“When someone listens to the
youth and can offer alternatives they can be part of the solution and they can
Editor’s Note: For over a year we have heard about an insightful person named Vladimir with a stellar reputation for working with the youth at his church. It wasn’t until today was half over and we began this formal interview that it clicked. This is the SAME Vladimir we’ve been hearing about! Today he accompanied us out into a rural campesino community to touch base with a few of our scholarship students regarding their needs for the coming school year as well as renew other friendships. The fact that he himself is a university student turned out to be a valuable resource to our girls. He could answer their questions, guide them, and give them the support they needed. What a blessing it was to have Vladimir who shared his perceptions of the church in El Salvador with us today
Were you raised a Lutheran?
No, I was the first in my family of three brothers and four sisters to attend formal churches. My parents are evangelicals. I was born in Santa Ana on December 6, 1972. First I began attending a Methodist Church, but later I went to a Lutheran Church which appealed more to me because it had a heart for the poor. The Lutherans in this country have always worked with the poor and seemed more personal to me as they went out into the communities. I perceived them differently.
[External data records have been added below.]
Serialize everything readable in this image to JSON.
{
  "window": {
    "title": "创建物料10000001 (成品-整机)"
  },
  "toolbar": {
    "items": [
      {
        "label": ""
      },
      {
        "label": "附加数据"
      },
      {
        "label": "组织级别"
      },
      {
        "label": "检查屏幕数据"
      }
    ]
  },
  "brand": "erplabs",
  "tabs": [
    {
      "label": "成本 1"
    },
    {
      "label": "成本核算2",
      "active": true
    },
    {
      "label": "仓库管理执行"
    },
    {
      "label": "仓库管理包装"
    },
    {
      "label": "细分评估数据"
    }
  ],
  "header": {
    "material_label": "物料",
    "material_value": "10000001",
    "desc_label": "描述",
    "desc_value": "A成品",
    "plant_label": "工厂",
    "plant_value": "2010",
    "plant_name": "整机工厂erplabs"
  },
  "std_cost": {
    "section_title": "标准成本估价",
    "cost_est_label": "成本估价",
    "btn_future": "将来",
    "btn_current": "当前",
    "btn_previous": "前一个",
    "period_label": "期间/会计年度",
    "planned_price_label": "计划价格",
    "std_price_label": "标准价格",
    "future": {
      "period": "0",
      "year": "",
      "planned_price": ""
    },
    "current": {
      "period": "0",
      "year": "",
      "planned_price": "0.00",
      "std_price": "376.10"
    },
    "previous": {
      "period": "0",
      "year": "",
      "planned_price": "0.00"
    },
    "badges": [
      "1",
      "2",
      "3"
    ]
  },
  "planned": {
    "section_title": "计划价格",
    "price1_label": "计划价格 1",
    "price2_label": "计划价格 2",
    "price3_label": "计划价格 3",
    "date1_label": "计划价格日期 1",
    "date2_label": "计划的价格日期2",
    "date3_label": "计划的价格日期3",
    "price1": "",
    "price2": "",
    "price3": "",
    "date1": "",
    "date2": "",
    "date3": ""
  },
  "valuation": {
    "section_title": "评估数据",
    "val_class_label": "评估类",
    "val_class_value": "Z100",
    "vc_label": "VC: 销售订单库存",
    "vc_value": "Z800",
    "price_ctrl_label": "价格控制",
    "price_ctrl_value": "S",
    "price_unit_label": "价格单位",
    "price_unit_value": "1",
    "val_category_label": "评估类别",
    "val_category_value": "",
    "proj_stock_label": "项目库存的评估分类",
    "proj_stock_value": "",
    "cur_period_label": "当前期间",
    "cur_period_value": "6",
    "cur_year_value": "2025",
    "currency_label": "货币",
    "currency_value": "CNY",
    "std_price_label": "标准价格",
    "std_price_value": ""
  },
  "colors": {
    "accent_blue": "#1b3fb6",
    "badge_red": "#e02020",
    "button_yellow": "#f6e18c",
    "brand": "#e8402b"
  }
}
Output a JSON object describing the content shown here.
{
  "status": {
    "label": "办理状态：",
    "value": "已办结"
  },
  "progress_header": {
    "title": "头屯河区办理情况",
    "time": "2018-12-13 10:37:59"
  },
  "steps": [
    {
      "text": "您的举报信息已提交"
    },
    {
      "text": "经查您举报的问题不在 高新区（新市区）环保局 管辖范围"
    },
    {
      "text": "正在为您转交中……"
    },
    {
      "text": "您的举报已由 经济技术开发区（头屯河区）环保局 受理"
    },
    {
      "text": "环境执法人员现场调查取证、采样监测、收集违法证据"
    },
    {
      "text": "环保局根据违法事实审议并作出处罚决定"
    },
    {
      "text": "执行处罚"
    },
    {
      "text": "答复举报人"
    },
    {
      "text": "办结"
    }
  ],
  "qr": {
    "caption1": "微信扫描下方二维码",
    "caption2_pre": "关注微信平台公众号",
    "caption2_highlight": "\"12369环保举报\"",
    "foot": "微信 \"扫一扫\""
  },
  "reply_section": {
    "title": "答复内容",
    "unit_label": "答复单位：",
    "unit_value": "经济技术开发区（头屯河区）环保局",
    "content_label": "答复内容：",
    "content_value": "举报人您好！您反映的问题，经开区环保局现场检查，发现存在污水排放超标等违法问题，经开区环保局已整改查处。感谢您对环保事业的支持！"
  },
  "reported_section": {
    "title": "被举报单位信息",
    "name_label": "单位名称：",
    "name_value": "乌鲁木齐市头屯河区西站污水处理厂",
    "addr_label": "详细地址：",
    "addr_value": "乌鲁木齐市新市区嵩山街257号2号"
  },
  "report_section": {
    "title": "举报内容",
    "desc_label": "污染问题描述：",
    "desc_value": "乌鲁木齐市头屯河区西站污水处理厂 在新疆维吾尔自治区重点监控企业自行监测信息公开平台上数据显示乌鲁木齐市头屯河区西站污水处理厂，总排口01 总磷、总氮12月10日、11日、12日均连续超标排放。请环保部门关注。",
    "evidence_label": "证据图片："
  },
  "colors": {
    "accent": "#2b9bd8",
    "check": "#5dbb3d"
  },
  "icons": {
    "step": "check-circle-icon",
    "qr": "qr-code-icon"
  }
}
Who were your early role models?
Monsignor Romero and when I was a teenager, Martin Luther.
Tell us about your education.
When I completed high school in Santa Ana, I studied for two years in the Central America Technological Institute in order to get a job. Next I attended ULS (Salvadoran Lutheran University). At that point I investigated which country had the best theology program to offer me. I looked at Mexico, Argentina, and Brazil. Even though it meant having to learn another language, I chose Brazil and studied Portuguese for six months before enrolling in the post graduation theology program in San Leopoldo, Porto Alegre, Brazil program (EST) for two years. I don’t regret it. I am continuing my theology studies here at Lutherano University in San Salvador.
Are you working also?
Yes, I was raised by hard-working parents. My dad is an upholsterer, and my mother works in clothing marketing. In order to support my family I work for a small computer company while I study at the university.
At Resurrection Lutheran Church in San Salvador I serve as its youth pastor.
Tell us about your family
My wife and I have been married for 17 years. She is in business administration. We have two sons. My older son is now in his second year studying chemistry and pharmacy at a private university. I love that he decided to go into a field that will help our society. We need good and cheap medicines. My younger son is still in high school. He plans to study communications.
We continue to be a musical family. We often lead worship services at our church. All of us enjoy singing and playing musical instruments.
Can you share some of the highlights of your youth group work at Resurrection Lutheran?
When I first began there several years ago, there were about four youth regularly attending events. Now we have 25-30 constantly. With the financial help of a Swedish gift which the youth administer, we created three areas of programming: music, teaching English, and sports. The youth have responded very well to these programs. We were searching for alternatives to the violent circle some of them live in. Many live in areas that have a threat of gangs. Violent environments make people lose hope, so we are always looking for something beyond that violent circle to improve life for our youth to encourage them. The youth group at my church has grown to a core group of 50 young people who enjoy participating in activities such as a Brazilian drum group. They also look forward to attending about five weekend youth retreats a year which my wife and I lead. The bishop invited me to attend an international youth conference being held in the Middle East.
What do you find most satisfying?
Seeing the lives of these young people change. Many of them have problems, but they need to be heard. When someone listens and can offer alternatives, they can be part of the solution and they can change. To see these changes from violent to peaceful means and to make their dreams come true give much satisfaction.
What do you see that needs to be worked on at a larger level?
Justice at all levels – in government, in people, in society, in church, in the heart. If we are going to speak about justice in the church or society, we must first practice justice by example.
What are your dreams?
On a personal level it is for my sons to have university educations and careers. I have now graduated and been ordained as a Lutheran pastor. For myself and for the pastors here, it is difficult in this country for a working pastor to live a dignified life without working a second job.
My computer work continues to sustain my family financially. I would like to see that change. I hope to be assigned to a church of my own at some point.
For my country in general, I would like to see equality at all levels.
What motivates or inspires you?
Only Jesus Christ.
What gifts have you been given?
All of them; I just need to put them into practice and center my life around Christ.
The bishop recognizes my strong theological background; I teach and reinforce church doctrine regularly to the group of Lutheran pastors in our country who will be ordained.
How do you encourage others within your church?
With the youth in particular, I tell them getting an education will improve their lives. That is one reason I came along with you today. I wanted to learn firsthand about people living in communities like this rural one so that I could see what is happening here and know what their needs are.
Now that you are here, what are your prayers of intercession for these people?
I have several prayers. First, Lord, give these people the help they need to improve their living conditions so they can have a more dignified life. Second, Lord, help the children of these people lead a better life. Last, for the country as a whole, that people who have economic, political, and religious power please stop thinking of yourselves and begin to think of others.
We must be part of our own prayers by putting something of ourselves into our prayers and not leave it all to God.